A woman aged 62 attended casualty because the vision in her only eye had suddenly deteriorated after a paroxysm of coughing. She gave a history of aortic and mitral valve replacements for rheumatic heart disease, and was taking warfarin with the aim of keeping the international normalized ratio (INR) between 2.5 and 3.5. A week before presentation she had begun a course of clarithromycin 250 mg twice daily for a chest infection. She had a complex ophthalmic history with bilateral cataract extraction in childhood and bilateral retinal detachment surgery at age 21. The left detachment repair had been successful with restoration of acuity to 6/18, but the right eye had become phthisical (blind and shrunken).
On examination she was pyrexial with signs of a resolving chest infection. There was a left hyphaema in the anterior chamber. The fundus could not be examined because of vitreous opacity.
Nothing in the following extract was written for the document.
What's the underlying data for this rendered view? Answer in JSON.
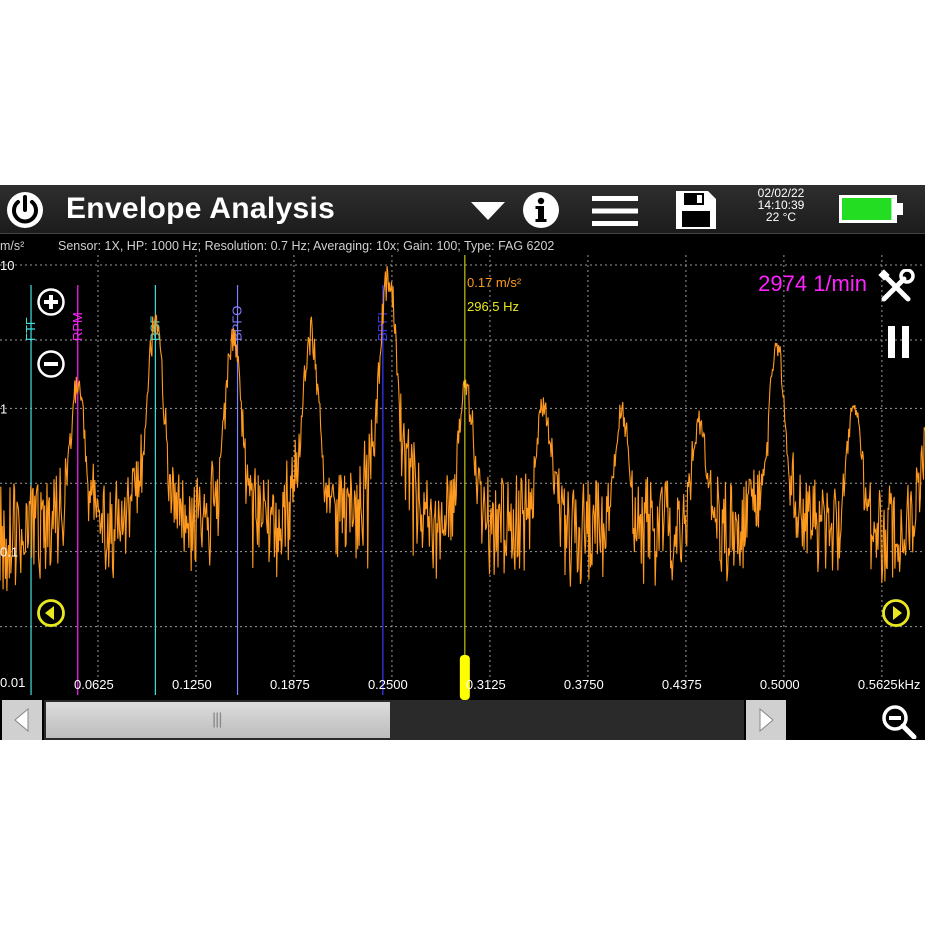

Ocular ultrasonography revealed a dense vitreous and suprachoroidal haemorrhage (Figure 1). Her INR was 8.2. Subsequent examination of the general practitioner's records showed an INR of 2.3 three days before clarithromycin and 2.9 three days into the course. The highest INR in the past four months had been 3.7.
The clarithromycin was stopped, the warfarin dose was adjusted and she was given 0.5 mg intravenous vitamin K. The chest infection cleared three days after admission. A vitrectomy with anterior chamber washout and partial drainage of the suprachoroidal haemorrhage was performed when her INR had fallen to 2.9. Unfortunately this did not improve her vision, which had now deteriorated to perception of light only.
A possible reason for the loss of anticoagulant control in this patient was the infection itself. However, we suspect that the cause was an interaction between clarithromycin and warfarin. This has been recorded in four previous case reports1,2,3. One described the interaction between clarithromycin, warfarin and digoxin in a woman with chronic atrial fibrillation1. Her INR at presentation was 7.3. She had gastrointestinal symptoms, weakness, dizziness and visual changes, but no permanent systemic or visual complications ensued. In the other three cases the INR rose to between 5.6 and >20 after taking clarithromycin and warfarin but no systemic symptoms developed2,3. Any of these patients could have suffered an intracerebral or other life-threatening bleed with an elevated INR.
The most common ocular haemorrhagic complication of warfarin is subconjunctival haemorrhage; a rarer one is spontaneous hyphaema. These almost always resolve without sequelae4. Suprachoroidal haemorrhage usually arises from intraocular surgery or trauma5; we are not aware of any previous cases resulting from drug interaction with warfarin.
Antibiotic therapy in the preceeding four weeks is one of the major risk factors for a rise in INR to above 7 (at which point the risk of bleeding increases substantially6,7), in patients taking warfarin. Clarithromycin is thought to interact with warfarin through inhibition of the cytochrome p450 drug metabolizing system7. Cephalosporins inhibit vitamin K metabolism. Sulphonamides eliminate bacterial flora with consequent vitamin K deficiency. Ciprofloxacin and tetracyclines potentiate warfarin through unknown mechanisms8.